(Beginning of Provided records)

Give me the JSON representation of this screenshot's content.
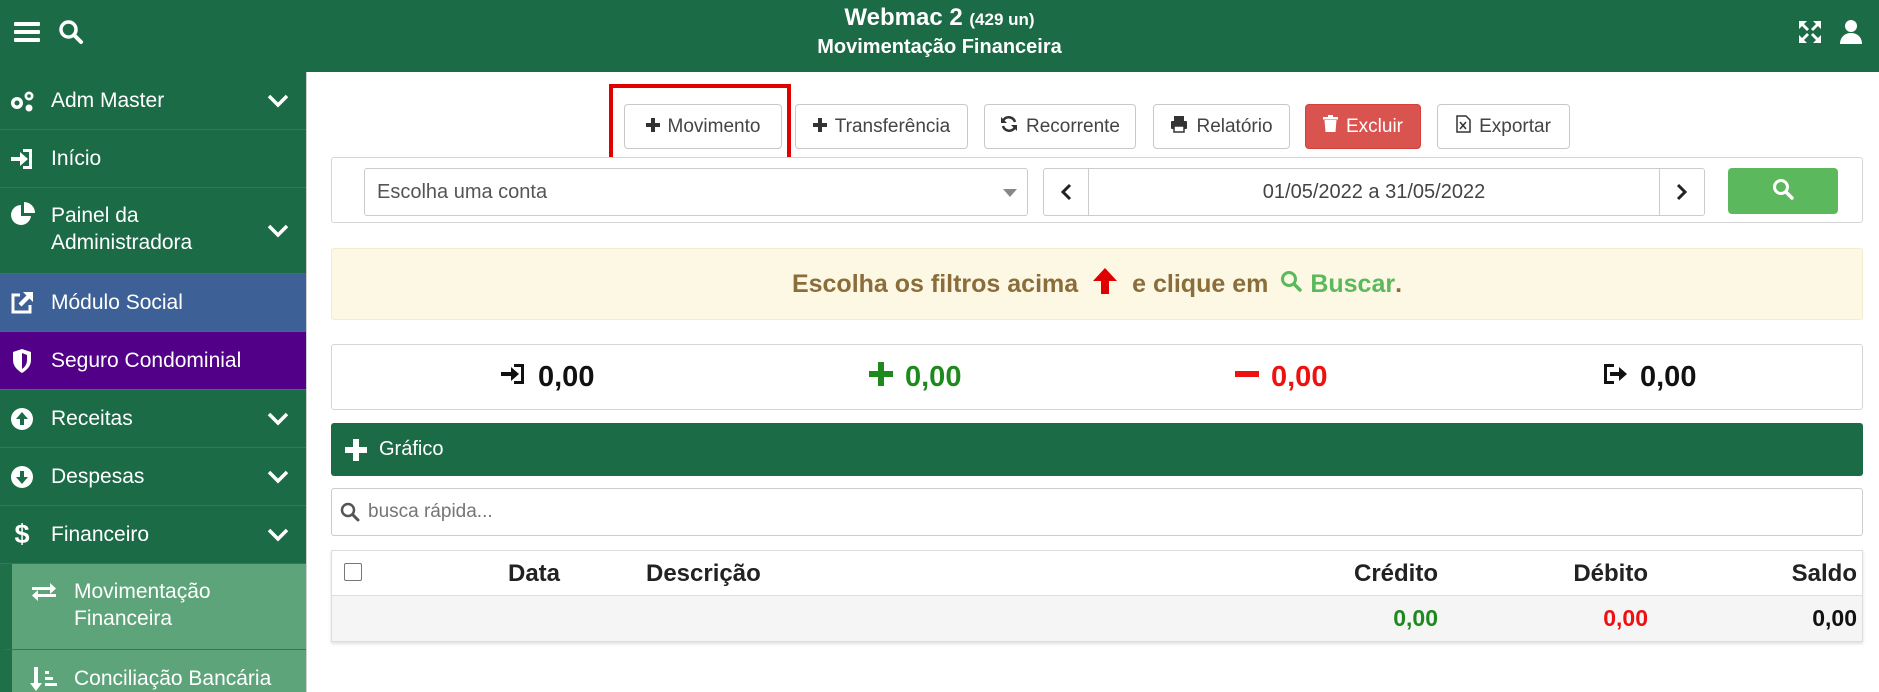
{
  "header": {
    "title": "Webmac 2",
    "count": "(429 un)",
    "subtitle": "Movimentação Financeira",
    "menu_icon": "bars-icon",
    "search_icon": "search-icon",
    "expand_icon": "expand-icon",
    "user_icon": "user-icon",
    "bg_color": "#1b6b46"
  },
  "sidebar": {
    "items": [
      {
        "label": "Adm Master",
        "icon": "gears-icon",
        "has_chevron": true
      },
      {
        "label": "Início",
        "icon": "sign-in-icon",
        "has_chevron": false
      },
      {
        "label": "Painel da Administradora",
        "icon": "pie-chart-icon",
        "has_chevron": true
      },
      {
        "label": "Módulo Social",
        "icon": "external-link-icon",
        "has_chevron": false,
        "bg": "#3d6196"
      },
      {
        "label": "Seguro Condominial",
        "icon": "shield-icon",
        "has_chevron": false,
        "bg": "#510087"
      },
      {
        "label": "Receitas",
        "icon": "arrow-circle-up-icon",
        "has_chevron": true
      },
      {
        "label": "Despesas",
        "icon": "arrow-circle-down-icon",
        "has_chevron": true
      },
      {
        "label": "Financeiro",
        "icon": "dollar-icon",
        "has_chevron": true
      },
      {
        "label": "Movimentação Financeira",
        "icon": "exchange-icon",
        "sub": true
      },
      {
        "label": "Conciliação Bancária",
        "icon": "sort-amount-icon",
        "sub": true
      }
    ]
  },
  "toolbar": {
    "movimento": "Movimento",
    "transferencia": "Transferência",
    "recorrente": "Recorrente",
    "relatorio": "Relatório",
    "excluir": "Excluir",
    "exportar": "Exportar"
  },
  "filters": {
    "account_placeholder": "Escolha uma conta",
    "date_range": "01/05/2022 a 31/05/2022"
  },
  "alert": {
    "text_before": "Escolha os filtros acima",
    "text_middle": "e clique em",
    "link": "Buscar",
    "text_after": "."
  },
  "summary": {
    "saldo_inicial": "0,00",
    "creditos": "0,00",
    "debitos": "0,00",
    "saldo_final": "0,00",
    "credit_color": "#1e8a1e",
    "debit_color": "#ee1111"
  },
  "grafico": {
    "label": "Gráfico"
  },
  "quick_search": {
    "placeholder": "busca rápida..."
  },
  "table": {
    "columns": [
      "Data",
      "Descrição",
      "Crédito",
      "Débito",
      "Saldo"
    ],
    "totals": {
      "credito": "0,00",
      "debito": "0,00",
      "saldo": "0,00"
    }
  }
}
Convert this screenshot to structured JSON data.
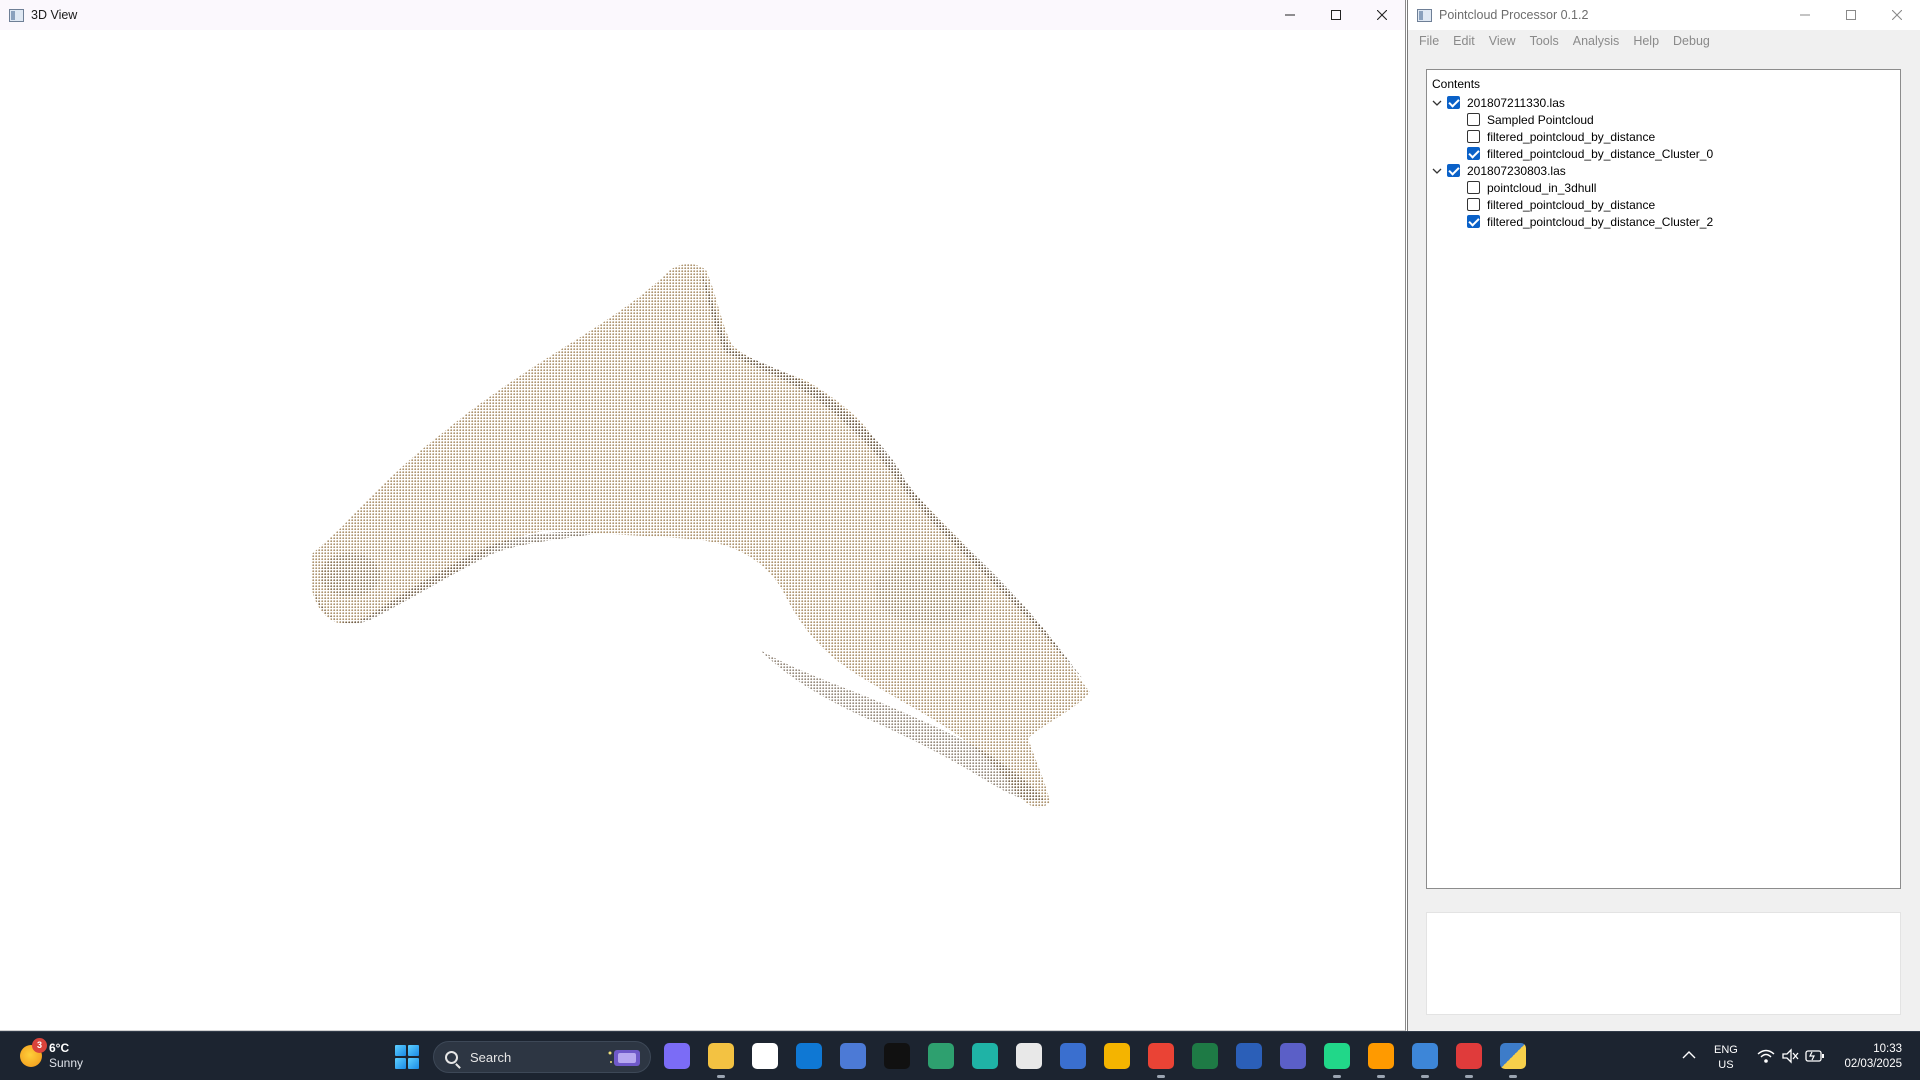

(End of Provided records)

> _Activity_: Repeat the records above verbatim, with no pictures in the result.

> _Output for this task_:
Give me the JSON representation of this screenshot's content.
{
  "header": {
    "title": "Webmac 2",
    "count": "(429 un)",
    "subtitle": "Movimentação Financeira",
    "menu_icon": "bars-icon",
    "search_icon": "search-icon",
    "expand_icon": "expand-icon",
    "user_icon": "user-icon",
    "bg_color": "#1b6b46"
  },
  "sidebar": {
    "items": [
      {
        "label": "Adm Master",
        "icon": "gears-icon",
        "has_chevron": true
      },
      {
        "label": "Início",
        "icon": "sign-in-icon",
        "has_chevron": false
      },
      {
        "label": "Painel da Administradora",
        "icon": "pie-chart-icon",
        "has_chevron": true
      },
      {
        "label": "Módulo Social",
        "icon": "external-link-icon",
        "has_chevron": false,
        "bg": "#3d6196"
      },
      {
        "label": "Seguro Condominial",
        "icon": "shield-icon",
        "has_chevron": false,
        "bg": "#510087"
      },
      {
        "label": "Receitas",
        "icon": "arrow-circle-up-icon",
        "has_chevron": true
      },
      {
        "label": "Despesas",
        "icon": "arrow-circle-down-icon",
        "has_chevron": true
      },
      {
        "label": "Financeiro",
        "icon": "dollar-icon",
        "has_chevron": true
      },
      {
        "label": "Movimentação Financeira",
        "icon": "exchange-icon",
        "sub": true
      },
      {
        "label": "Conciliação Bancária",
        "icon": "sort-amount-icon",
        "sub": true
      }
    ]
  },
  "toolbar": {
    "movimento": "Movimento",
    "transferencia": "Transferência",
    "recorrente": "Recorrente",
    "relatorio": "Relatório",
    "excluir": "Excluir",
    "exportar": "Exportar"
  },
  "filters": {
    "account_placeholder": "Escolha uma conta",
    "date_range": "01/05/2022 a 31/05/2022"
  },
  "alert": {
    "text_before": "Escolha os filtros acima",
    "text_middle": "e clique em",
    "link": "Buscar",
    "text_after": "."
  },
  "summary": {
    "saldo_inicial": "0,00",
    "creditos": "0,00",
    "debitos": "0,00",
    "saldo_final": "0,00",
    "credit_color": "#1e8a1e",
    "debit_color": "#ee1111"
  },
  "grafico": {
    "label": "Gráfico"
  },
  "quick_search": {
    "placeholder": "busca rápida..."
  },
  "table": {
    "columns": [
      "Data",
      "Descrição",
      "Crédito",
      "Débito",
      "Saldo"
    ],
    "totals": {
      "credito": "0,00",
      "debito": "0,00",
      "saldo": "0,00"
    }
  }
}
Convert this screenshot to structured JSON data.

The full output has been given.